J Am Dent Assoc. 2019 Aug 24;:
Authors: Rechmann P, Chaffee BW, Rechmann BMT, Featherstone JDB
BACKGROUND: Adenosine triphosphate bioluminescence (ATP-B) readings have been proposed as markers of caries risk. ATP readings may indicate bacteria or oral streptococci activity in microbial plaque. The authors of this study aimed to evaluate whether readings using a commercial ATP meter (CariScreen Testing Meter, Oral BioTech) are significantly different for patients with low, moderate, and high caries risk in the Caries Management by Risk Assessment Practice-Based Research Network study.
METHODS: Twenty practice-based research network dentists enrolled 460 patients; 271 returned for 2 or more semiannual follow-up visits over 2 years. Dentists were trained and calibrated to perform ATP-B testing and caries risk assessment (CRA) using established protocols.
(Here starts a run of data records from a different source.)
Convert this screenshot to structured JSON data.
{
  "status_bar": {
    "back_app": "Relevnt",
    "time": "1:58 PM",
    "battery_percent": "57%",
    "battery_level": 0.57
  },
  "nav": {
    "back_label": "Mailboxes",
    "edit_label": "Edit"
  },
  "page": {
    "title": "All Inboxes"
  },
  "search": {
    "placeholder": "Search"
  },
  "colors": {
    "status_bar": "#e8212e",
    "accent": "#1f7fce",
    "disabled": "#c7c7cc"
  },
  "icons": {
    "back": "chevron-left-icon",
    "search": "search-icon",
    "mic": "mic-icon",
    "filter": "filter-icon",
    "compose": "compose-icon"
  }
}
ATP-B readings were compared via CRA category (low, moderate, high). Generalized estimating equations were used to compare the risk of experiencing incident clinical outcomes (newly recorded decayed, missing, or restored tooth surfaces and CRA disease indicators) according to ATP-B reading at prior patient visits (≥ 1,500 versus < 1,500 relative light units).
RESULTS: Median ATP-B readings did not differ statistically significantly by clinician-assessed caries risk level (low, 2,323; moderate, 2,940; high, 3,217; P = .65). Adjusted for patient demographics and trial intervention assignment, higher readings were not associated with newly developed decayed, missing, or restored tooth surface (relative risk, 1.57; 95% confidence interval, 0.55 to 4.45) or disease indicators (relative risk, 1.08; 95% confidence interval, 0.85 to 1.37) at the following visit, whereas clinician-assessed caries risk level was strongly associated.
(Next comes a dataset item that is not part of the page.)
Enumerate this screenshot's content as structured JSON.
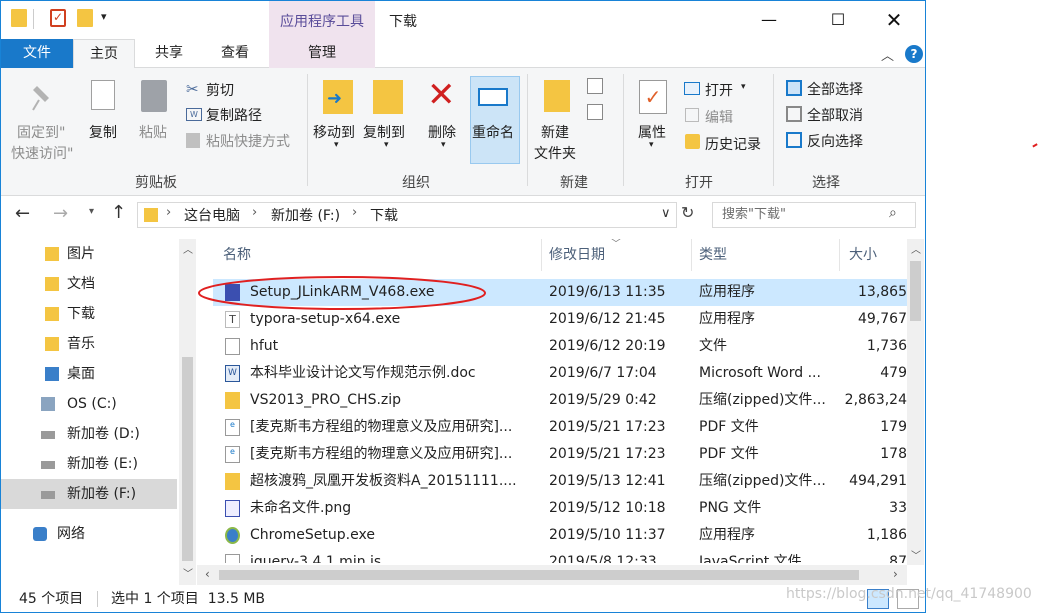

CONCLUSIONS: ATP-B readings poorly predicted caries risk and future clinical outcomes. CRA incorporating multiple risk, protective, and disease indicators has superior predictive performance.
PRACTICAL IMPLICATIONS: The findings of this study do not provide evidence supporting the use of ATP-B to predict caries risk.
PMID: 31472759 [PubMed – as supplied by publisher]